• **Required work**
Each line below must be set down exactly; omit any image you find.
+ + + + +
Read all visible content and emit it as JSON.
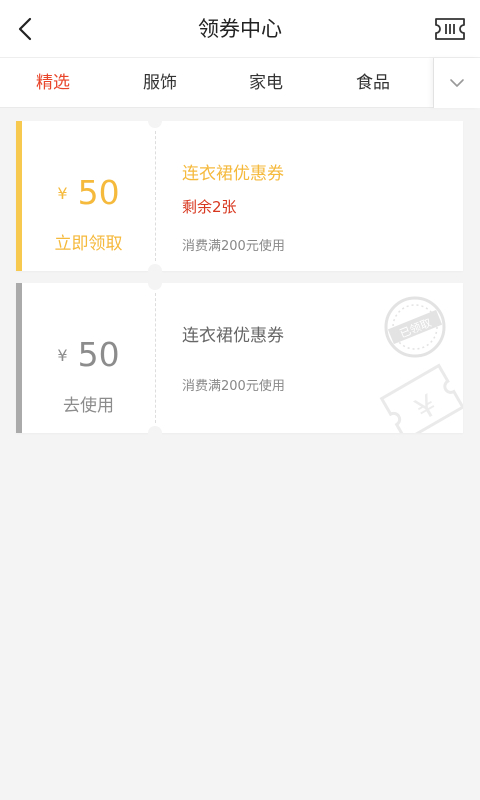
{
  "header": {
    "title": "领券中心",
    "back_icon": "chevron-left-icon",
    "ticket_icon": "ticket-icon"
  },
  "tabs": [
    {
      "label": "精选",
      "active": true
    },
    {
      "label": "服饰",
      "active": false
    },
    {
      "label": "家电",
      "active": false
    },
    {
      "label": "食品",
      "active": false
    }
  ],
  "tabs_more_icon": "chevron-down-icon",
  "coupons": [
    {
      "currency": "¥",
      "amount": "50",
      "action": "立即领取",
      "name": "连衣裙优惠券",
      "remaining": "剩余2张",
      "condition": "消费满200元使用",
      "status": "available",
      "accent_color": "#f5b93c"
    },
    {
      "currency": "¥",
      "amount": "50",
      "action": "去使用",
      "name": "连衣裙优惠券",
      "condition": "消费满200元使用",
      "status": "claimed",
      "stamp_text": "已领取",
      "watermark_text": "¥",
      "accent_color": "#aaaaaa"
    }
  ],
  "colors": {
    "active_tab": "#e8452b",
    "background": "#f4f4f4",
    "remaining_red": "#d8371f"
  }
}
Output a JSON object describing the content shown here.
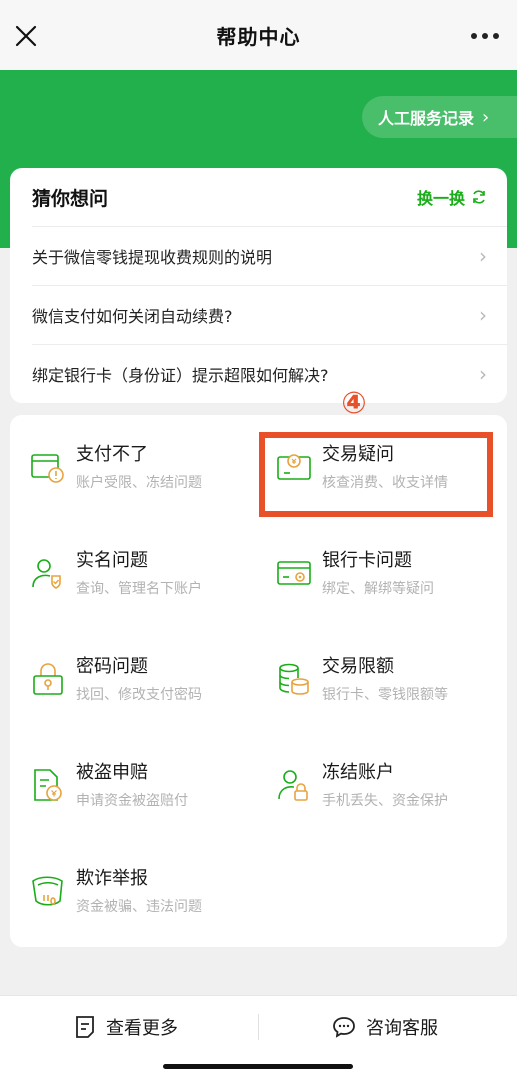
{
  "navbar": {
    "title": "帮助中心"
  },
  "banner": {
    "service_record": "人工服务记录"
  },
  "guess": {
    "title": "猜你想问",
    "refresh": "换一换",
    "items": [
      "关于微信零钱提现收费规则的说明",
      "微信支付如何关闭自动续费?",
      "绑定银行卡（身份证）提示超限如何解决?"
    ]
  },
  "annotation": {
    "marker": "④"
  },
  "categories": [
    {
      "title": "支付不了",
      "sub": "账户受限、冻结问题",
      "icon": "payment-failed-icon"
    },
    {
      "title": "交易疑问",
      "sub": "核查消费、收支详情",
      "icon": "transaction-query-icon"
    },
    {
      "title": "实名问题",
      "sub": "查询、管理名下账户",
      "icon": "real-name-icon"
    },
    {
      "title": "银行卡问题",
      "sub": "绑定、解绑等疑问",
      "icon": "bank-card-icon"
    },
    {
      "title": "密码问题",
      "sub": "找回、修改支付密码",
      "icon": "password-lock-icon"
    },
    {
      "title": "交易限额",
      "sub": "银行卡、零钱限额等",
      "icon": "coin-stack-icon"
    },
    {
      "title": "被盗申赔",
      "sub": "申请资金被盗赔付",
      "icon": "stolen-claim-icon"
    },
    {
      "title": "冻结账户",
      "sub": "手机丢失、资金保护",
      "icon": "freeze-account-icon"
    },
    {
      "title": "欺诈举报",
      "sub": "资金被骗、违法问题",
      "icon": "fraud-report-icon"
    }
  ],
  "bottom": {
    "more": "查看更多",
    "service": "咨询客服"
  },
  "colors": {
    "brand_green": "#21b04b",
    "accent_orange": "#e8502a",
    "icon_green": "#1aad19",
    "icon_orange": "#e7a33e"
  }
}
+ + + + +
• **Completed task**
Read all visible content and emit it as JSON.
{
  "header": {
    "title": "领券中心",
    "back_icon": "chevron-left-icon",
    "ticket_icon": "ticket-icon"
  },
  "tabs": [
    {
      "label": "精选",
      "active": true
    },
    {
      "label": "服饰",
      "active": false
    },
    {
      "label": "家电",
      "active": false
    },
    {
      "label": "食品",
      "active": false
    }
  ],
  "tabs_more_icon": "chevron-down-icon",
  "coupons": [
    {
      "currency": "¥",
      "amount": "50",
      "action": "立即领取",
      "name": "连衣裙优惠券",
      "remaining": "剩余2张",
      "condition": "消费满200元使用",
      "status": "available",
      "accent_color": "#f5b93c"
    },
    {
      "currency": "¥",
      "amount": "50",
      "action": "去使用",
      "name": "连衣裙优惠券",
      "condition": "消费满200元使用",
      "status": "claimed",
      "stamp_text": "已领取",
      "watermark_text": "¥",
      "accent_color": "#aaaaaa"
    }
  ],
  "colors": {
    "active_tab": "#e8452b",
    "background": "#f4f4f4",
    "remaining_red": "#d8371f"
  }
}
Output a JSON object describing the content shown here.
{
  "navbar": {
    "title": "帮助中心"
  },
  "banner": {
    "service_record": "人工服务记录"
  },
  "guess": {
    "title": "猜你想问",
    "refresh": "换一换",
    "items": [
      "关于微信零钱提现收费规则的说明",
      "微信支付如何关闭自动续费?",
      "绑定银行卡（身份证）提示超限如何解决?"
    ]
  },
  "annotation": {
    "marker": "④"
  },
  "categories": [
    {
      "title": "支付不了",
      "sub": "账户受限、冻结问题",
      "icon": "payment-failed-icon"
    },
    {
      "title": "交易疑问",
      "sub": "核查消费、收支详情",
      "icon": "transaction-query-icon"
    },
    {
      "title": "实名问题",
      "sub": "查询、管理名下账户",
      "icon": "real-name-icon"
    },
    {
      "title": "银行卡问题",
      "sub": "绑定、解绑等疑问",
      "icon": "bank-card-icon"
    },
    {
      "title": "密码问题",
      "sub": "找回、修改支付密码",
      "icon": "password-lock-icon"
    },
    {
      "title": "交易限额",
      "sub": "银行卡、零钱限额等",
      "icon": "coin-stack-icon"
    },
    {
      "title": "被盗申赔",
      "sub": "申请资金被盗赔付",
      "icon": "stolen-claim-icon"
    },
    {
      "title": "冻结账户",
      "sub": "手机丢失、资金保护",
      "icon": "freeze-account-icon"
    },
    {
      "title": "欺诈举报",
      "sub": "资金被骗、违法问题",
      "icon": "fraud-report-icon"
    }
  ],
  "bottom": {
    "more": "查看更多",
    "service": "咨询客服"
  },
  "colors": {
    "brand_green": "#21b04b",
    "accent_orange": "#e8502a",
    "icon_green": "#1aad19",
    "icon_orange": "#e7a33e"
  }
}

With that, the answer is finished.